▶ [Entries from a dataset of interfaces]
· · · · · · ·
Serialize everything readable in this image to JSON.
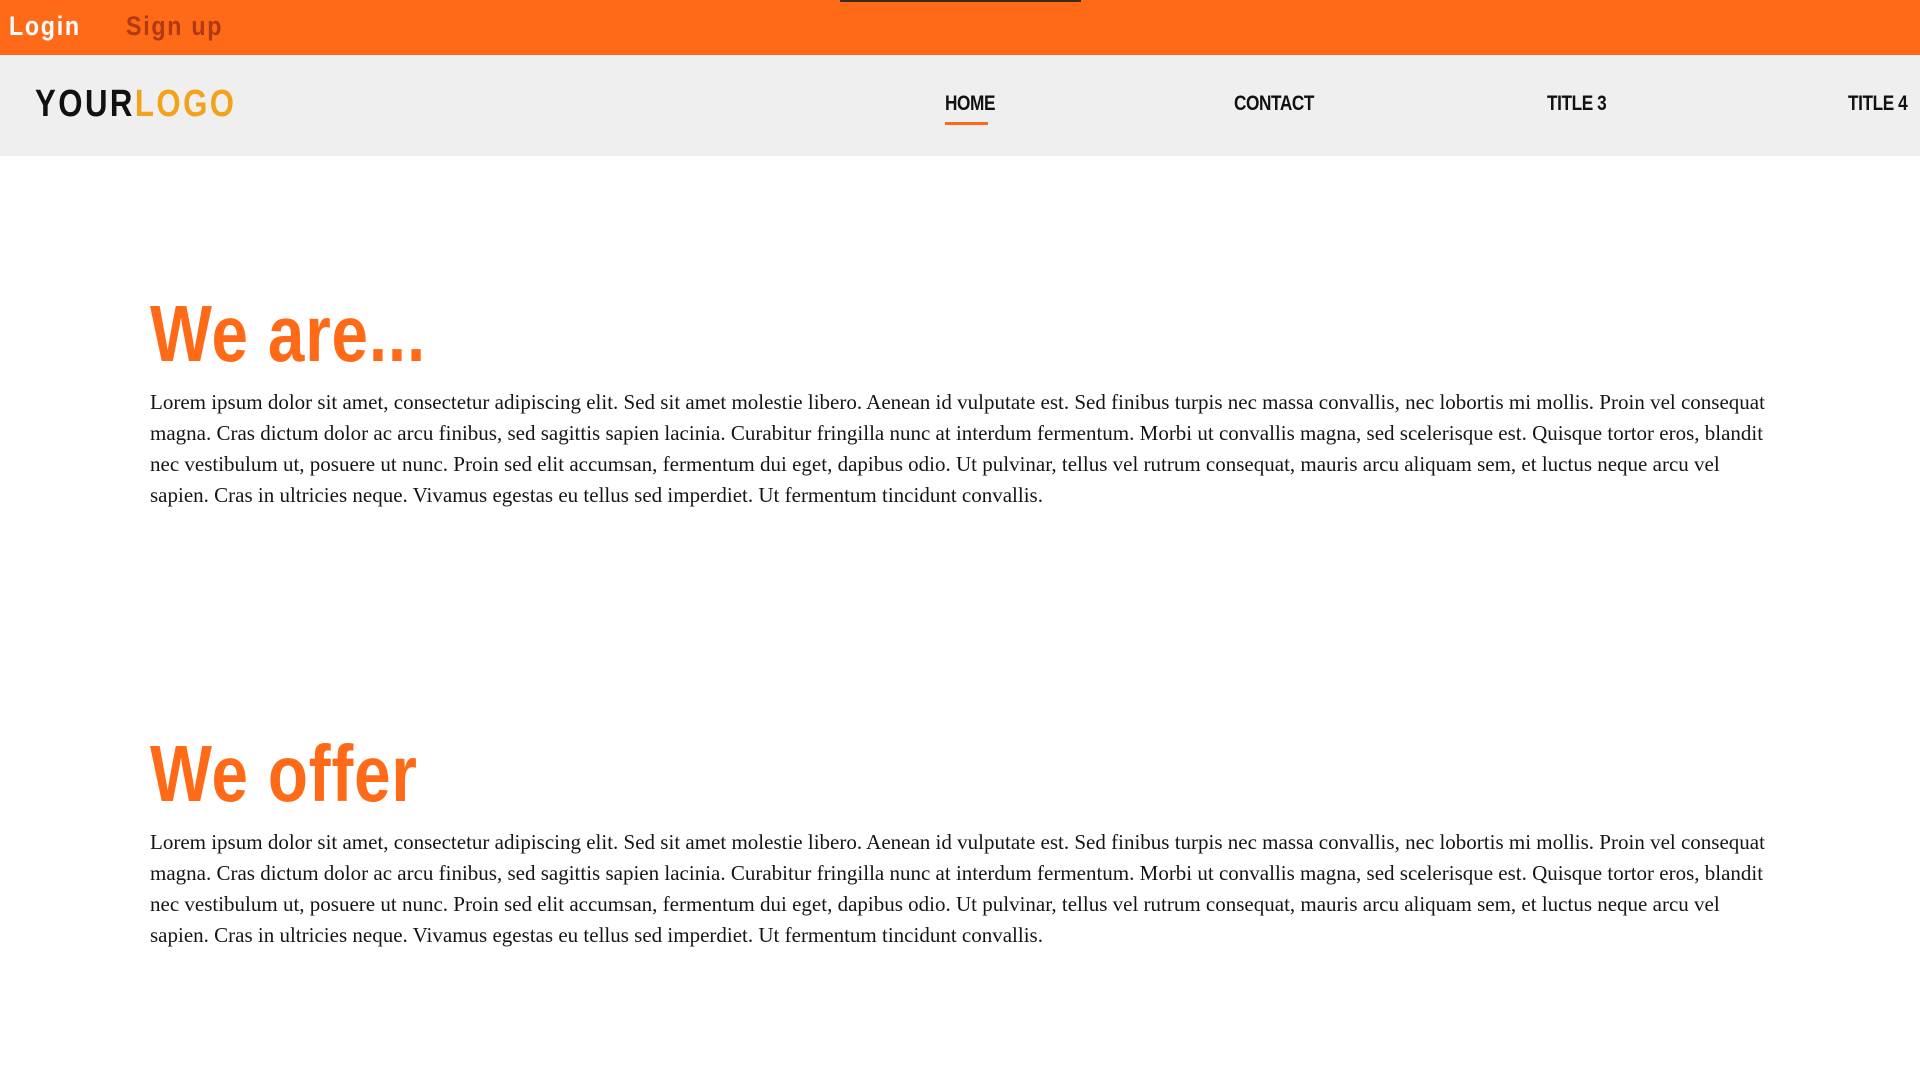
{
  "topbar": {
    "login_label": "Login",
    "signup_label": "Sign up"
  },
  "header": {
    "logo_part1": "YOUR",
    "logo_part2": "LOGO",
    "nav": [
      {
        "label": "HOME",
        "active": true
      },
      {
        "label": "CONTACT"
      },
      {
        "label": "TITLE 3"
      },
      {
        "label": "TITLE 4"
      }
    ]
  },
  "sections": [
    {
      "title": "We are...",
      "body": "Lorem ipsum dolor sit amet, consectetur adipiscing elit. Sed sit amet molestie libero. Aenean id vulputate est. Sed finibus turpis nec massa convallis, nec lobortis mi mollis. Proin vel consequat magna. Cras dictum dolor ac arcu finibus, sed sagittis sapien lacinia. Curabitur fringilla nunc at interdum fermentum. Morbi ut convallis magna, sed scelerisque est. Quisque tortor eros, blandit nec vestibulum ut, posuere ut nunc. Proin sed elit accumsan, fermentum dui eget, dapibus odio. Ut pulvinar, tellus vel rutrum consequat, mauris arcu aliquam sem, et luctus neque arcu vel sapien. Cras in ultricies neque. Vivamus egestas eu tellus sed imperdiet. Ut fermentum tincidunt convallis."
    },
    {
      "title": "We offer",
      "body": "Lorem ipsum dolor sit amet, consectetur adipiscing elit. Sed sit amet molestie libero. Aenean id vulputate est. Sed finibus turpis nec massa convallis, nec lobortis mi mollis. Proin vel consequat magna. Cras dictum dolor ac arcu finibus, sed sagittis sapien lacinia. Curabitur fringilla nunc at interdum fermentum. Morbi ut convallis magna, sed scelerisque est. Quisque tortor eros, blandit nec vestibulum ut, posuere ut nunc. Proin sed elit accumsan, fermentum dui eget, dapibus odio. Ut pulvinar, tellus vel rutrum consequat, mauris arcu aliquam sem, et luctus neque arcu vel sapien. Cras in ultricies neque. Vivamus egestas eu tellus sed imperdiet. Ut fermentum tincidunt convallis."
    }
  ],
  "colors": {
    "accent": "#ff6a18",
    "logo_highlight": "#f3a21b",
    "nav_background": "#f0eff0",
    "signup_text": "#b03a12"
  }
}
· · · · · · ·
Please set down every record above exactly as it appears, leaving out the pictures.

▶ [Task solution]
Serialize everything readable in this image to JSON.
{
  "topbar": {
    "login_label": "Login",
    "signup_label": "Sign up"
  },
  "header": {
    "logo_part1": "YOUR",
    "logo_part2": "LOGO",
    "nav": [
      {
        "label": "HOME",
        "active": true
      },
      {
        "label": "CONTACT"
      },
      {
        "label": "TITLE 3"
      },
      {
        "label": "TITLE 4"
      }
    ]
  },
  "sections": [
    {
      "title": "We are...",
      "body": "Lorem ipsum dolor sit amet, consectetur adipiscing elit. Sed sit amet molestie libero. Aenean id vulputate est. Sed finibus turpis nec massa convallis, nec lobortis mi mollis. Proin vel consequat magna. Cras dictum dolor ac arcu finibus, sed sagittis sapien lacinia. Curabitur fringilla nunc at interdum fermentum. Morbi ut convallis magna, sed scelerisque est. Quisque tortor eros, blandit nec vestibulum ut, posuere ut nunc. Proin sed elit accumsan, fermentum dui eget, dapibus odio. Ut pulvinar, tellus vel rutrum consequat, mauris arcu aliquam sem, et luctus neque arcu vel sapien. Cras in ultricies neque. Vivamus egestas eu tellus sed imperdiet. Ut fermentum tincidunt convallis."
    },
    {
      "title": "We offer",
      "body": "Lorem ipsum dolor sit amet, consectetur adipiscing elit. Sed sit amet molestie libero. Aenean id vulputate est. Sed finibus turpis nec massa convallis, nec lobortis mi mollis. Proin vel consequat magna. Cras dictum dolor ac arcu finibus, sed sagittis sapien lacinia. Curabitur fringilla nunc at interdum fermentum. Morbi ut convallis magna, sed scelerisque est. Quisque tortor eros, blandit nec vestibulum ut, posuere ut nunc. Proin sed elit accumsan, fermentum dui eget, dapibus odio. Ut pulvinar, tellus vel rutrum consequat, mauris arcu aliquam sem, et luctus neque arcu vel sapien. Cras in ultricies neque. Vivamus egestas eu tellus sed imperdiet. Ut fermentum tincidunt convallis."
    }
  ],
  "colors": {
    "accent": "#ff6a18",
    "logo_highlight": "#f3a21b",
    "nav_background": "#f0eff0",
    "signup_text": "#b03a12"
  }
}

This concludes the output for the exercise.